What’s your personal savings rate? As a spender trying to turn myself into a saver, my own savings rate has fluctuated pretty wildly. I’m proud to report that it is in the double digits now, but it was not an easy task getting there.
Nor is it an easy task for our country. The personal savings rate has been in the news quite a bit lately- primarily it is good news, as the personal savings rate increased over last year to 3.6%. While this does sound good, a little history lesson on personal savings rates might be in order.
My grandparents’ generation was incentivized to save by growing up during the Great Depression; the personal savings rate hovered between 8 and 10% from the late 1940s until the mid 1980s. My parents generation, the baby boomers, were implored by their parents to continue this savings trend, but as the dot-com bubble grew, and disposable income increased, spending replaced saving. Exactly why this trend reversed is still up for debate, but many theories point to the “wealth effect,” in which consumption is stimulated by increasingly higher incomes. (Think about it: If you won the lotto tomorrow, would you spend more money first, or save more money?)
For the last quarter of the century, savings rates have gone into precipitous decline, hitting bottom in 2005, with a savings rate in the negative. Simultaneously, personal wealth also took a dip, as the dot-com bubble burst. However, instead of adjusting spending habits to be in line with a revised income level, Americans have had to borrow ever increasing amounts of money to fund their spending. With our reserves so low, credit was constantly needed to keep the wheels of the economy spinning.

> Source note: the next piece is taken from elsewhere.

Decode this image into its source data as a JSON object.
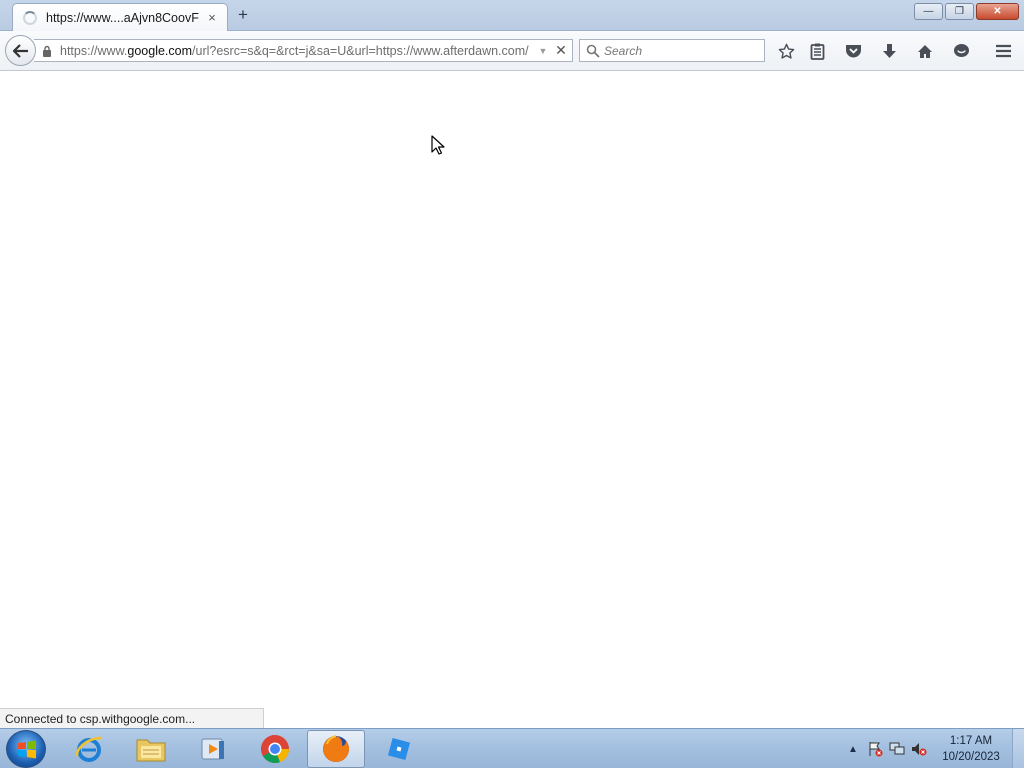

Which is part of the reason why this whole “credit crunch” issue is so troubling to our economy as a whole. And why, despite the 3.6% personal savings to sound like good news, in reality we should be saving much more than that. I’ve heard personal finance guru’s mention a 30% personal savings rate. While I’m not making any suggestions for what savings rate is right for you, I do challange you to do the quick math to determine your personal savings rate. Is it where you want it to be?
One small caveat: The way the government calculates personal savings rate doesn’t take into account capital gains. So if you’re someone who primarily lives of stock, you might qualify as a negative saver. Bill Gates does. But for the rest of us, the simple calculation of how much you save of your net income will give you your personal savings rate.
Image credit: Federal Reserve Board of Governors.